Ethiopia remains a source of hope for other African countries that were colonised by Europeans and still feel effects of it today. However, for all the positive programs and initiatives in the country, it is evident that there is a societal ill that discourages tolerance, shared values, progressiveness and dynamic work culture.
Research conducted in San Francisco helps us understand how teacher expectations can affect the performance of the children they teach. The overall recommendation of the study was that beyond the curriculum and teaching materials, a new way of thinking on the part of teachers is necessary to change the outcome of students.
The same approach ought to be followed to combat societal ills prevalent in Ethiopia; a new way of thinking at all levels of society. There should be dialogue and initiatives to encourage critical thinking at government institutions, organisations, schools and charities.
There should also be change at the individual level. We ought to be open, positive and engaged in matters not directly tied to our professional or personal lives. We must encompass virtues and must not compromise. There is a sinking ship or a plane under heavy turbulence and we are on board.
Do we sit and complain about it or become the change we want to see instituted? Do we take the initiative for such change or do we wait for it to come knocking at our doors?
At the organisational level, as part of other policies companies have, each ought to create policies that enrich employee values around issues that are vital to society and enforce them with tenacity. No organisation should allow any form of discrimination and must be burdened to uphold periodical engagement in conducting employee awareness of such policies in mandatory training sessions.
It would also help to have an open door policy to higher officials for customer inquiries that otherwise creates a ring of unprofessionalism and underhandedness that hinders development.
Scientific approaches will similarly play a crucial factor, where sociologists, psychologists and psychiatrists can be encouraged to initiate a process of understanding and communicating the why and how of social behaviours and interactions. The initial process of healing is always carefully mapping and understanding the path that brought us to our current state.
Perhaps, the most vital initiative that deserves priority is the cultivation of tolerance and curiosity in children during the early ages of their development. This process requires the importance of improving education policies with the objective of making them encourage critical thinking and innovativeness.
Though the current state of our country is disillusioning and threatens to cloud the good things already in place in the country, it is wise to reflect on the contemporary. Such experiences ought to inform curriculums in elementary schools instead of solely bombarding students with matters that bare little to no resemblance to everyday life.
Media outlets also have a significant part to play, in informing the public, drawing caparisons, being progressive and challenging the status quo instead of playing to its tune. Despite the relative freedom that they have in the country today, they are unfortunately ruining the opportunity to rise to the challenge.
To understand and address our social ills, it will take nothing less than such a nationwide and comprehensive movement. Strong and autonomous institutions are important but creating an informed public aware of its rights and duties, is inquisitive and thinks critically is not a duty that can solely be undertaken by the government.
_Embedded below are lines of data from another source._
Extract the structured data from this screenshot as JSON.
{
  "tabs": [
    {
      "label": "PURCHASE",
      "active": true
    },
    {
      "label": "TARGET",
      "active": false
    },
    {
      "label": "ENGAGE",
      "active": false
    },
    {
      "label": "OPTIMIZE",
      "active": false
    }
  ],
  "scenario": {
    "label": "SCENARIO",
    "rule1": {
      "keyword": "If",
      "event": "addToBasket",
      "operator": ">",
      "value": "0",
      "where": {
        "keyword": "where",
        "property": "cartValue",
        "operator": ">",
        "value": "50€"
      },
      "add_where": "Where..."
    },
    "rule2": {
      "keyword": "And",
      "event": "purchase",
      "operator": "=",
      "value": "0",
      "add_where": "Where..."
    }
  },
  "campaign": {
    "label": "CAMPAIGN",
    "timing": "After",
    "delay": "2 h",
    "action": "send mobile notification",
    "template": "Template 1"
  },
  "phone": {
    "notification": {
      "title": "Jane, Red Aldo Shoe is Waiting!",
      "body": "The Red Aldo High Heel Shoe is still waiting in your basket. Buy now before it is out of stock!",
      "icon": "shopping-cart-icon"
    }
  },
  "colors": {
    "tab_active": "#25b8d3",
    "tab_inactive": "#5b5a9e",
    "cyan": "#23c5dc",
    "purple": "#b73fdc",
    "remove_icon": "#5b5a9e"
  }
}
We need to open our eyes and approach with an open heart to search for solutions and address shortcomings. I am hoping such a national movement will get not just the attention of the government but be supported by international non-government institutions with the capacity to put the necessary resources into its execution.
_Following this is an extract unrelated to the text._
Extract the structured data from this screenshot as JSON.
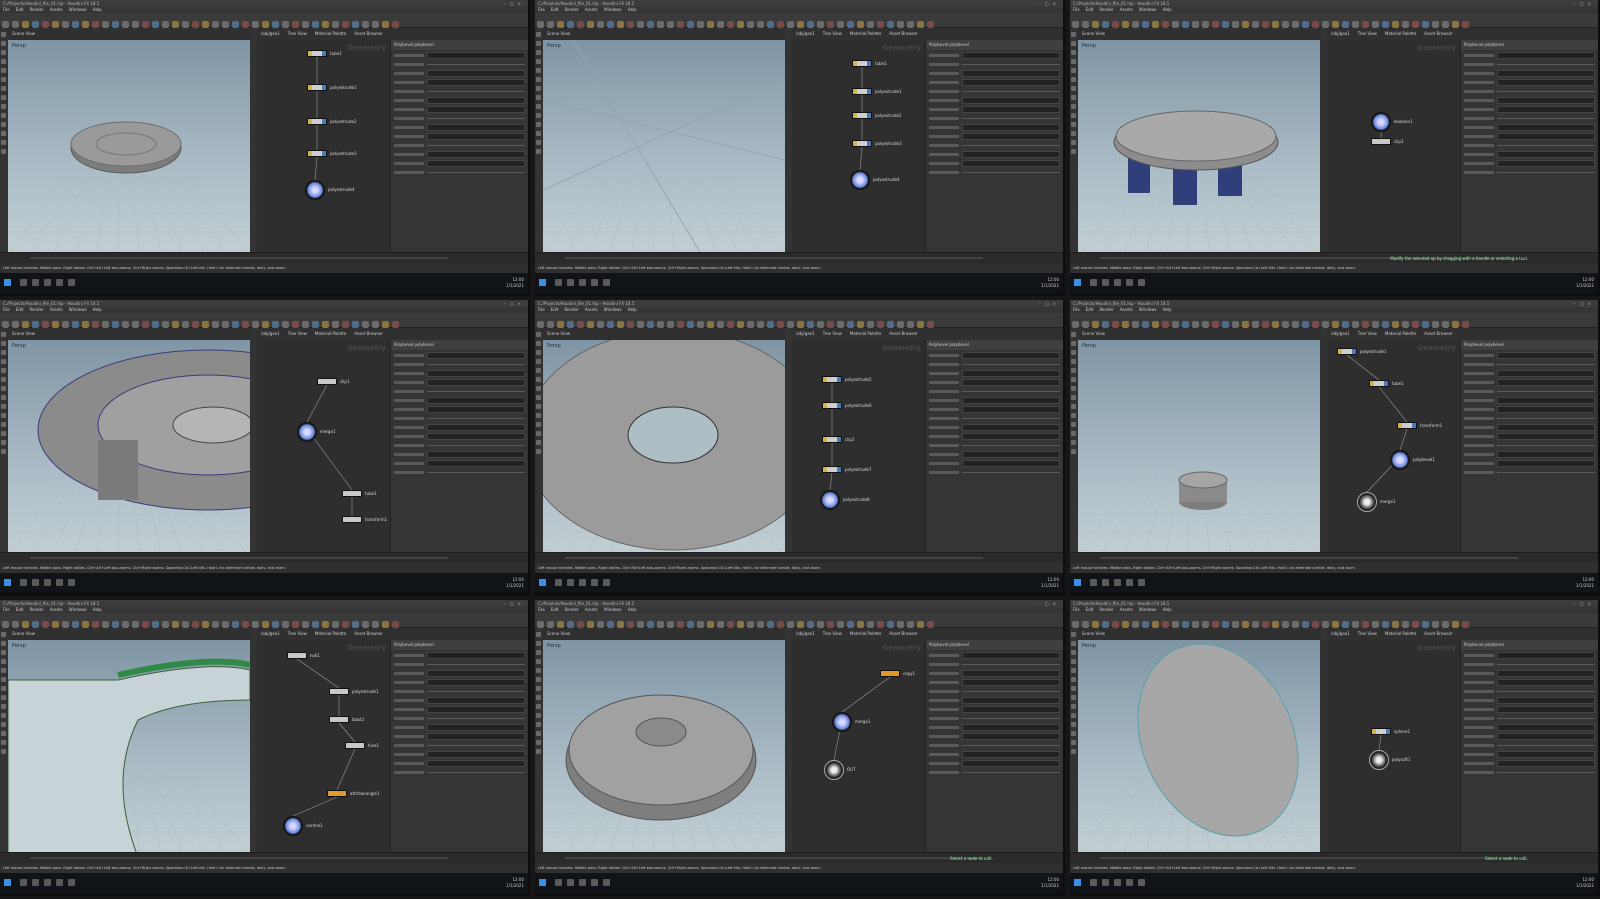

Such a national effort may help initiate and communicate support in finding hope for our seemingly hopeless state and encourage citizens to see the hope that a mother under labour expects to see after delivery.